----- Dataset excerpts

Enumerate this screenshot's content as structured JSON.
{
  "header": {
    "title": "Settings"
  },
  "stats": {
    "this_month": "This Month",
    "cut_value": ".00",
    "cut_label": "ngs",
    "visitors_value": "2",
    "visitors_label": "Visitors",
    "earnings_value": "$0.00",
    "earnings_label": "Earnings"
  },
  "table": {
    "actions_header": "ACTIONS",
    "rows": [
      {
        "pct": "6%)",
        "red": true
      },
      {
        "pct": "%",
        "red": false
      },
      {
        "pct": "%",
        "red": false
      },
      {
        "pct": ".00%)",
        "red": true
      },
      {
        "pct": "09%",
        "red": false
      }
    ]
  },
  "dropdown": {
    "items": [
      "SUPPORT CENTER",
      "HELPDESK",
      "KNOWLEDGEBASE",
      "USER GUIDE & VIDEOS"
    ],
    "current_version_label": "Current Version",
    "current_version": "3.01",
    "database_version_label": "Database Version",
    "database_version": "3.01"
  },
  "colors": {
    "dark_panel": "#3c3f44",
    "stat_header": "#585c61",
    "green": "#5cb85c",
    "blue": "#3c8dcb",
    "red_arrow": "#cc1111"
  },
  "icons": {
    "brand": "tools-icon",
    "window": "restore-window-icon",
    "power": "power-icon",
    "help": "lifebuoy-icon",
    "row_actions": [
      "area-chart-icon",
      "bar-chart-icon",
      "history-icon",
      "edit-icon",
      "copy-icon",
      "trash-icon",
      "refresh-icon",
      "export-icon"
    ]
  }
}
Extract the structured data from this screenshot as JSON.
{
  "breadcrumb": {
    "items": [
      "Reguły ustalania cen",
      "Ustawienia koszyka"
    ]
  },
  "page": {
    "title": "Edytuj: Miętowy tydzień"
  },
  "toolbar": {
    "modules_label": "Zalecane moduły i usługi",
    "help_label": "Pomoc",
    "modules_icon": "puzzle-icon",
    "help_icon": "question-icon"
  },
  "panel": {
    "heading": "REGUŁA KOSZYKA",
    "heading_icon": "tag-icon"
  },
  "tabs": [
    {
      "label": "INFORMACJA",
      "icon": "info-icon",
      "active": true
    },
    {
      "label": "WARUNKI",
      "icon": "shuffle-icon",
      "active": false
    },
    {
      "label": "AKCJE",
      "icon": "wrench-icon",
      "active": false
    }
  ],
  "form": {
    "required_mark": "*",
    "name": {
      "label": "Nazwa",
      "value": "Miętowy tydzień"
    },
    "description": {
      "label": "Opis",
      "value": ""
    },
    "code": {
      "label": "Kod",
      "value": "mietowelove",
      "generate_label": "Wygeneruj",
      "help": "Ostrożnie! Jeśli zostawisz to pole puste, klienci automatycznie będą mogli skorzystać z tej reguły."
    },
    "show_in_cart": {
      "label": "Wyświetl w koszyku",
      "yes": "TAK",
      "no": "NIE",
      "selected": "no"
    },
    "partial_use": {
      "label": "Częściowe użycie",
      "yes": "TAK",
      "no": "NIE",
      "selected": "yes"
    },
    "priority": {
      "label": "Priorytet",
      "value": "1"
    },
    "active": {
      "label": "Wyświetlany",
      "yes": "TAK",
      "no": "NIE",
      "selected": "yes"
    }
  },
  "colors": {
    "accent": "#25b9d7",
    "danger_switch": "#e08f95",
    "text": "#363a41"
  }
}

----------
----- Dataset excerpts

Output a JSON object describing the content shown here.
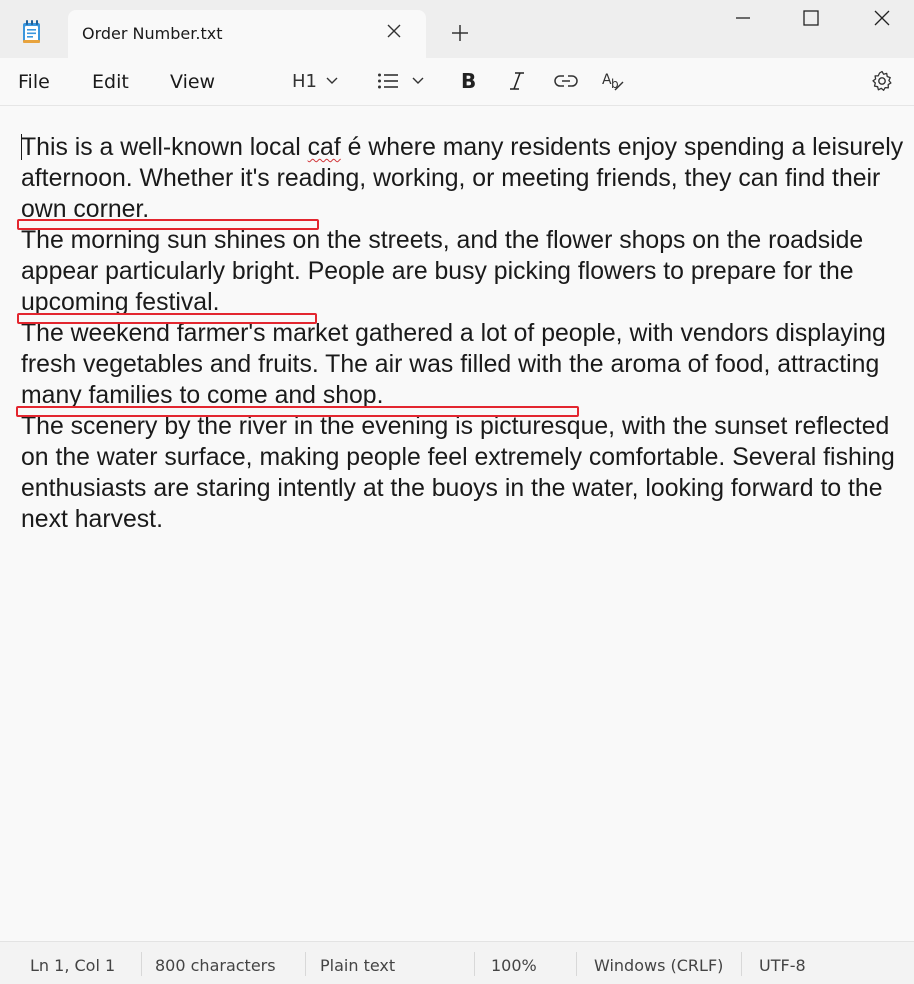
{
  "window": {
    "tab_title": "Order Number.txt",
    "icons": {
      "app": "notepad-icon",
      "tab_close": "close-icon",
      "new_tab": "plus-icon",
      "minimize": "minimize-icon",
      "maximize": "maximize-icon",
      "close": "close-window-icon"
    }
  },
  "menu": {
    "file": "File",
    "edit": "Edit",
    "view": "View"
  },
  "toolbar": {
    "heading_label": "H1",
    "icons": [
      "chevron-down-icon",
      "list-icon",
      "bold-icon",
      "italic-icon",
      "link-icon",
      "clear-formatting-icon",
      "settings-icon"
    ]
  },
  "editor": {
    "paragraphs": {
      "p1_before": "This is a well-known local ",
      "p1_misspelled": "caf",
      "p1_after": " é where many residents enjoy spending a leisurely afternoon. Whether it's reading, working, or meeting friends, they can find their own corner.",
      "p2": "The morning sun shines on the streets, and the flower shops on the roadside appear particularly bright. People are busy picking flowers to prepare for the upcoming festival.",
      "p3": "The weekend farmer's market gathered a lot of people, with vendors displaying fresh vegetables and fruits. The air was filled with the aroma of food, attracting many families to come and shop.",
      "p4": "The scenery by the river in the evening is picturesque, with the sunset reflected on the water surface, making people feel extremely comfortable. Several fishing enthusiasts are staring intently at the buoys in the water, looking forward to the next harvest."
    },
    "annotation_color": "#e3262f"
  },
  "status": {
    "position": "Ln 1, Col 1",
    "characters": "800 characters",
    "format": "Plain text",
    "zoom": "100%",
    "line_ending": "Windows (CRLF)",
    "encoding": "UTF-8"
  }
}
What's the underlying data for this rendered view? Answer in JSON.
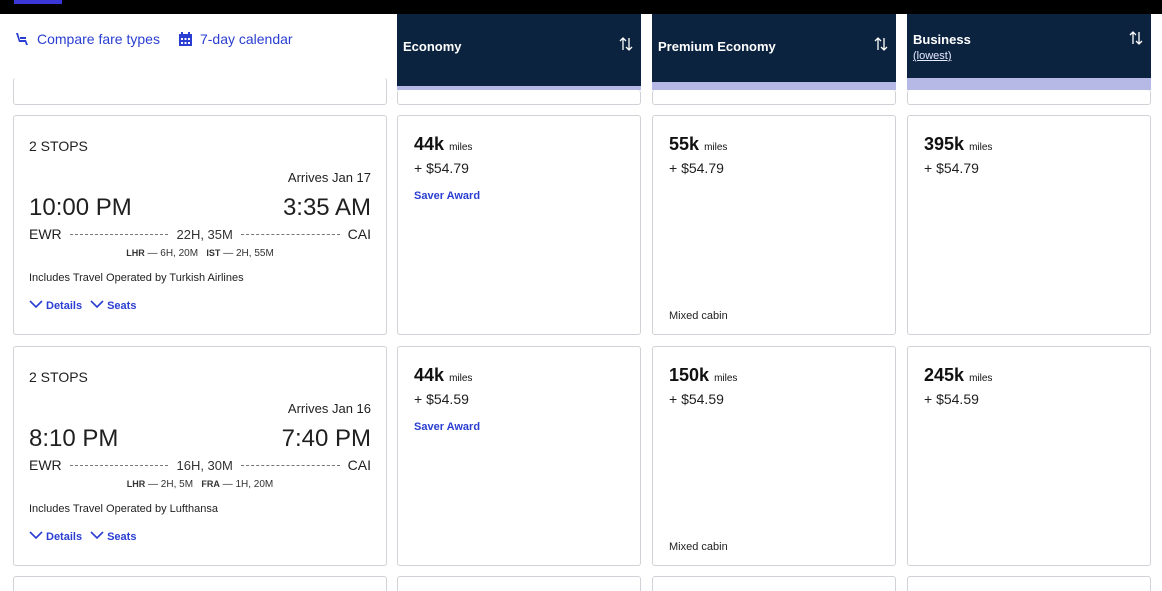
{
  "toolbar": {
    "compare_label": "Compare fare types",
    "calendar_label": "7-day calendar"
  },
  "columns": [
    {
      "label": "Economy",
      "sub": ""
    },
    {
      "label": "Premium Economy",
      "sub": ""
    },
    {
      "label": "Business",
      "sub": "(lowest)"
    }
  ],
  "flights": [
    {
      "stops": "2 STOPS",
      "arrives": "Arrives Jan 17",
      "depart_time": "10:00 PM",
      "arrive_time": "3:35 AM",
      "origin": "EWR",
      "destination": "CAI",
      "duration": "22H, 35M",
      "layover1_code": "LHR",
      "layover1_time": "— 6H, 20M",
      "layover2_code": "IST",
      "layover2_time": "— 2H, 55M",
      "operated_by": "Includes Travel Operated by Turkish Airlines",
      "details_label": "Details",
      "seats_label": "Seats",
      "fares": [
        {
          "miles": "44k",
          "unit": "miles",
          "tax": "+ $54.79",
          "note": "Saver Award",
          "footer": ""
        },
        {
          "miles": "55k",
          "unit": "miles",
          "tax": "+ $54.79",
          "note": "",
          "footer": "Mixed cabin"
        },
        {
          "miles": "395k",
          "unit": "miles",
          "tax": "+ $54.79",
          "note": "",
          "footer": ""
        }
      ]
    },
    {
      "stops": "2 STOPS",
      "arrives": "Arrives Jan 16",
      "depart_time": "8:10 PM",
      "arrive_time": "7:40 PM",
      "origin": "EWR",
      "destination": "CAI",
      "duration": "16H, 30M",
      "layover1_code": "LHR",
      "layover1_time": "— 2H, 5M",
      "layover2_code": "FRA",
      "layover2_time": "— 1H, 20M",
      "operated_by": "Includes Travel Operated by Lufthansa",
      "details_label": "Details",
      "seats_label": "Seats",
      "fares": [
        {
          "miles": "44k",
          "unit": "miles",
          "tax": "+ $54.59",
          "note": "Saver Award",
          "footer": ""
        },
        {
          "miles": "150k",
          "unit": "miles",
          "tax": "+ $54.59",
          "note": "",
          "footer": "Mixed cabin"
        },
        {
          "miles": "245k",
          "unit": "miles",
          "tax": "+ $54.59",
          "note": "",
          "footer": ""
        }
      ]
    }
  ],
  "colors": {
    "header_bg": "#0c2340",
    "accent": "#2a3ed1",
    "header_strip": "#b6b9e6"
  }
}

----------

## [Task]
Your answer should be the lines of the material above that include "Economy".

## [Response to this exercise]
      "label": "Economy",
      "label": "Premium Economy",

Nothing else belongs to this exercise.